A problem with the isolation of the lot is that we can’t leave any valuable tools or even furniture down at the allotment because members have had it destroyed or stolen. A few greenhouses were burnt down last year as well, probably by people using them to party in and then leaving a bbq burning or cigarettes.

It is unfortunate because whilst we would like to have a beautiful allotment, at the same time we don’t want to encourage people to stay down there when we aren’t there.

The ups and downs of allotment gardening!

update: corn, pumpkin, burdock seedlings



Here are the corn seedlings, they all seem to be fairing well and enjoying the sunlight on our balcony. I don’t leave them out on our balcony overnight just yet because it’s still dropping to around 4-6 degrees C.


This is one of the pumpkins who seems quite happy and healthy unlike the soil to the right which is an older chili plant which seems to have some white fungal growth. I will be replanting it today and covering with new soil to see if that helps any. Though it’s no problem if it dies because I have newer plants (2 I was gifted), and some I have planted earlier in the year.

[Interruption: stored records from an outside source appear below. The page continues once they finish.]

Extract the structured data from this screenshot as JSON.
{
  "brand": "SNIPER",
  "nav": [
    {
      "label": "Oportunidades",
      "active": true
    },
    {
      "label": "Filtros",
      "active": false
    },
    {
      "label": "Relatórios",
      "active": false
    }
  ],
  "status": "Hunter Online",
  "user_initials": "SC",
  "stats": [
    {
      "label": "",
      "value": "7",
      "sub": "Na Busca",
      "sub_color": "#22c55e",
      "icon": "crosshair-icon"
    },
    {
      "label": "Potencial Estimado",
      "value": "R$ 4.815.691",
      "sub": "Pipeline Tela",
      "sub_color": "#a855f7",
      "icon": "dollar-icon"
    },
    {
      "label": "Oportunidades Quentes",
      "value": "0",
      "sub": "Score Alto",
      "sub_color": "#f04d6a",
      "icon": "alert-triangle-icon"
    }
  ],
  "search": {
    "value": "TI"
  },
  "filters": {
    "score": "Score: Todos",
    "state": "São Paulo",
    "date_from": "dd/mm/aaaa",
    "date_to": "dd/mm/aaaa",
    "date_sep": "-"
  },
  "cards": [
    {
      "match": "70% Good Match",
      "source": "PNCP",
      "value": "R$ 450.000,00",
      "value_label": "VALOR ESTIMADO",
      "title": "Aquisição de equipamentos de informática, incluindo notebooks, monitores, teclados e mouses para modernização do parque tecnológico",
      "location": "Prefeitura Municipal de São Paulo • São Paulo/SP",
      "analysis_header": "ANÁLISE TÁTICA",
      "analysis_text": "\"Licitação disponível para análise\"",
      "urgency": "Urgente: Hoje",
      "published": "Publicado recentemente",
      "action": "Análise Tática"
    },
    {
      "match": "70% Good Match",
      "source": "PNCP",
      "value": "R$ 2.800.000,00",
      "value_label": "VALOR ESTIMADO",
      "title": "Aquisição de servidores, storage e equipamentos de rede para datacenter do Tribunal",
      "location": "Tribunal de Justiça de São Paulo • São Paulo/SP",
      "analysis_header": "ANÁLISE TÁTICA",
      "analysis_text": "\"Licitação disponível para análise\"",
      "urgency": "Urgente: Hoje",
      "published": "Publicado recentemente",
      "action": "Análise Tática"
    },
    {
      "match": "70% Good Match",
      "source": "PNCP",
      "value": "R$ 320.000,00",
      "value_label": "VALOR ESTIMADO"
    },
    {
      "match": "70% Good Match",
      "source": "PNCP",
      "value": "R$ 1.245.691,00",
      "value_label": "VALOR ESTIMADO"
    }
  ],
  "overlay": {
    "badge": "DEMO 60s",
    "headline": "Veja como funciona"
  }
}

This is the first time I’m growing burdock…and haven’t actually ever eaten it other than in as a flavour in artisanal soda, but it will be interesting to see if these take off once they are planted out on the allotment.

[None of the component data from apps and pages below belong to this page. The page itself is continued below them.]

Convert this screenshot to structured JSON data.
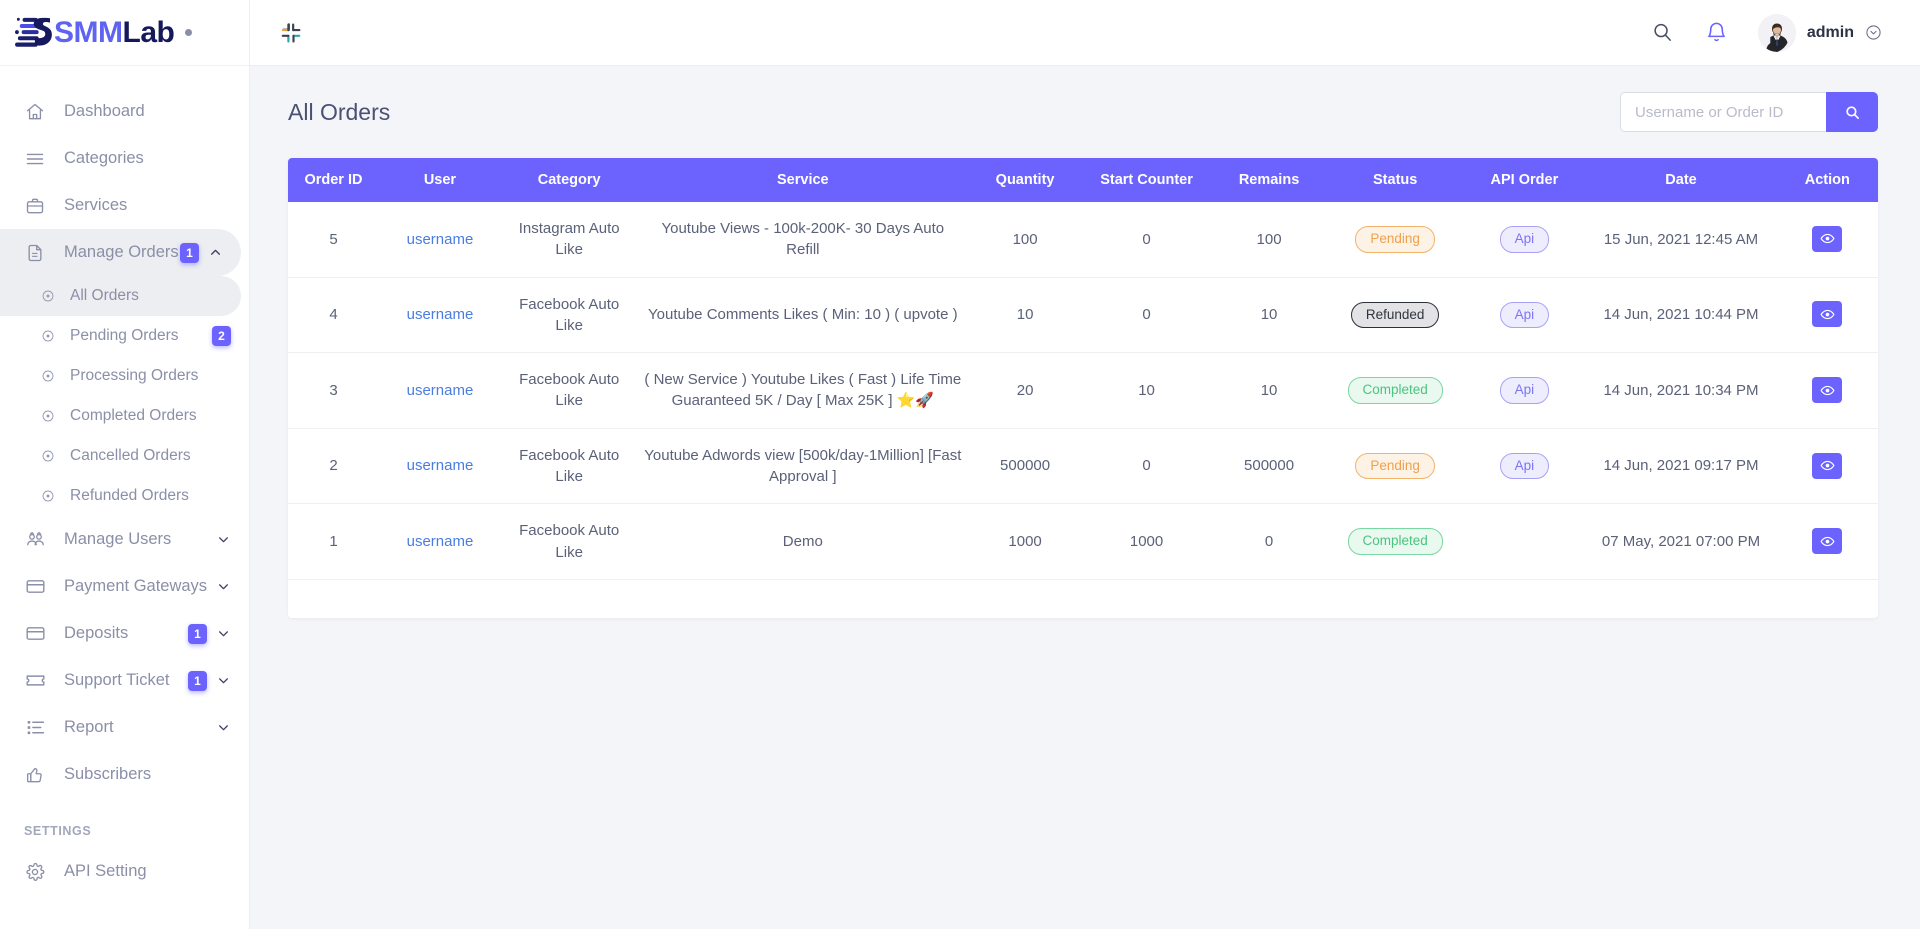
{
  "brand": {
    "smm": "SMM",
    "lab": "Lab"
  },
  "header": {
    "collapse_icon": "compress-icon",
    "search_icon": "search-icon",
    "bell_icon": "bell-icon",
    "username": "admin",
    "chevron_icon": "chevron-down-icon"
  },
  "sidebar": {
    "items": [
      {
        "label": "Dashboard",
        "icon": "home-icon",
        "badge": null,
        "chevron": null,
        "active": false
      },
      {
        "label": "Categories",
        "icon": "list-icon",
        "badge": null,
        "chevron": null,
        "active": false
      },
      {
        "label": "Services",
        "icon": "briefcase-icon",
        "badge": null,
        "chevron": null,
        "active": false
      },
      {
        "label": "Manage Orders",
        "icon": "file-icon",
        "badge": "1",
        "chevron": "chevron-up-icon",
        "active": true
      }
    ],
    "sub_items": [
      {
        "label": "All Orders",
        "badge": null,
        "active": true
      },
      {
        "label": "Pending Orders",
        "badge": "2",
        "active": false
      },
      {
        "label": "Processing Orders",
        "badge": null,
        "active": false
      },
      {
        "label": "Completed Orders",
        "badge": null,
        "active": false
      },
      {
        "label": "Cancelled Orders",
        "badge": null,
        "active": false
      },
      {
        "label": "Refunded Orders",
        "badge": null,
        "active": false
      }
    ],
    "items_after": [
      {
        "label": "Manage Users",
        "icon": "users-icon",
        "badge": null,
        "chevron": "chevron-down-icon"
      },
      {
        "label": "Payment Gateways",
        "icon": "card-icon",
        "badge": null,
        "chevron": "chevron-down-icon"
      },
      {
        "label": "Deposits",
        "icon": "card-icon",
        "badge": "1",
        "chevron": "chevron-down-icon"
      },
      {
        "label": "Support Ticket",
        "icon": "ticket-icon",
        "badge": "1",
        "chevron": "chevron-down-icon"
      },
      {
        "label": "Report",
        "icon": "report-icon",
        "badge": null,
        "chevron": "chevron-down-icon"
      },
      {
        "label": "Subscribers",
        "icon": "thumbs-up-icon",
        "badge": null,
        "chevron": null
      }
    ],
    "settings_header": "SETTINGS",
    "settings_items": [
      {
        "label": "API Setting",
        "icon": "gear-icon",
        "badge": null,
        "chevron": null
      }
    ]
  },
  "main": {
    "page_title": "All Orders",
    "search": {
      "placeholder": "Username or Order ID",
      "value": ""
    },
    "table": {
      "columns": [
        "Order ID",
        "User",
        "Category",
        "Service",
        "Quantity",
        "Start Counter",
        "Remains",
        "Status",
        "API Order",
        "Date",
        "Action"
      ],
      "rows": [
        {
          "order_id": "5",
          "user": "username",
          "category": "Instagram Auto Like",
          "service": "Youtube Views - 100k-200K- 30 Days Auto Refill",
          "quantity": "100",
          "start_counter": "0",
          "remains": "100",
          "status": "Pending",
          "status_type": "pending",
          "api_order": "Api",
          "date": "15 Jun, 2021 12:45 AM",
          "action": "view-icon"
        },
        {
          "order_id": "4",
          "user": "username",
          "category": "Facebook Auto Like",
          "service": "Youtube Comments Likes ( Min: 10 ) ( upvote )",
          "quantity": "10",
          "start_counter": "0",
          "remains": "10",
          "status": "Refunded",
          "status_type": "refunded",
          "api_order": "Api",
          "date": "14 Jun, 2021 10:44 PM",
          "action": "view-icon"
        },
        {
          "order_id": "3",
          "user": "username",
          "category": "Facebook Auto Like",
          "service": "( New Service ) Youtube Likes ( Fast ) Life Time Guaranteed 5K / Day [ Max 25K ] ⭐🚀",
          "quantity": "20",
          "start_counter": "10",
          "remains": "10",
          "status": "Completed",
          "status_type": "completed",
          "api_order": "Api",
          "date": "14 Jun, 2021 10:34 PM",
          "action": "view-icon"
        },
        {
          "order_id": "2",
          "user": "username",
          "category": "Facebook Auto Like",
          "service": "Youtube Adwords view [500k/day-1Million] [Fast Approval ]",
          "quantity": "500000",
          "start_counter": "0",
          "remains": "500000",
          "status": "Pending",
          "status_type": "pending",
          "api_order": "Api",
          "date": "14 Jun, 2021 09:17 PM",
          "action": "view-icon"
        },
        {
          "order_id": "1",
          "user": "username",
          "category": "Facebook Auto Like",
          "service": "Demo",
          "quantity": "1000",
          "start_counter": "1000",
          "remains": "0",
          "status": "Completed",
          "status_type": "completed",
          "api_order": "",
          "date": "07 May, 2021 07:00 PM",
          "action": "view-icon"
        }
      ]
    }
  },
  "colors": {
    "accent": "#6c63ff",
    "pending": "#f0a04b",
    "completed": "#4ac47f",
    "refunded": "#30343f",
    "link": "#4a7de0"
  }
}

Checking on the allotment

I love to garden, but I don’t love going to our allotment. The neighbours we have are a mixed group, we have some great ones like this fabulous guy from Iran is extremely talented at growing and is always happy to help out, and our direct neighbours are a really lovely older Chinese couple who are happy that I love coriander and often give us bunches of chinese vegetables… but there are others who unfortunately make me incredibly uncomfortable.  I won’t go into details but it’s not really a place I feel particularly safe at, which is a huge disappointment because gardening is something I really enjoy.

Because we live in a rental apartment, and it is difficult to get allotment gardens where I live we decided to continue gardening but try to find ways of making it so I felt more comfortable being there. I tend to go quite early in the mornings to avoid people being there however I needed to drop off some cardboard for covering weeds, and so I went around lunch time today.

This was the first time I have been since winter so it was exciting to see how the garlic was coming along and to see the saskatoon berry bush in flower.

A panorama of one side of the allotment taken on my mobile phone.


Hoping to get the pallet collars (pallkrage) down there in the next few days to put inside our small greenhouse and get some more weeding done, as we have an invasion of ground elder (kirskål) to deal with.

Garlic planting

On the weekend we planted four new types of organic white garlic bulbs- Theridrome, Messidor, Messidrome and Vigor, plus the purple Sabadrome and  Sprint (Primor) varities.


‘Thermidrome’ produces ivory white cloves of garlic in summer. The bulbs are ready when the leaves begin to turn yellow. Gently lift with a fork to break the roots and leave to dry in the sun for a few days. The bulbs should keep for several months. Plant individual cloves in a sunny spot during the autumn for the best-sized bulbs.


Comes from French production, producing large white bulbs with excellent flavour for all culinary uses.


Messidor is a softneck autumn planting garlic  which shows excellent vigour with fat juicy cloves and it grows well in most parts of Northern Europe.


White bulbs with purplish reflections of 12 to 17 beige cloves.

It will be exciting to see how they grow and which grow best in our hard clay soils.

The winter…

Sorry for the long absence, despite unseasonal warm tempetatures we haven’t

been doing all that much gardening and I have been ill for the past month on and off.

It looks like the cold weather might be coming this week but we hae already

started planning our allotment and looking forward to trying some grow lights 

as well as some new plant seeds. 



Our experiment in growing the painted mountain corn worked a treat! Plan on growing more next year now that we know it does well in our climate. Quite frost resistant and does well even on our windy lot.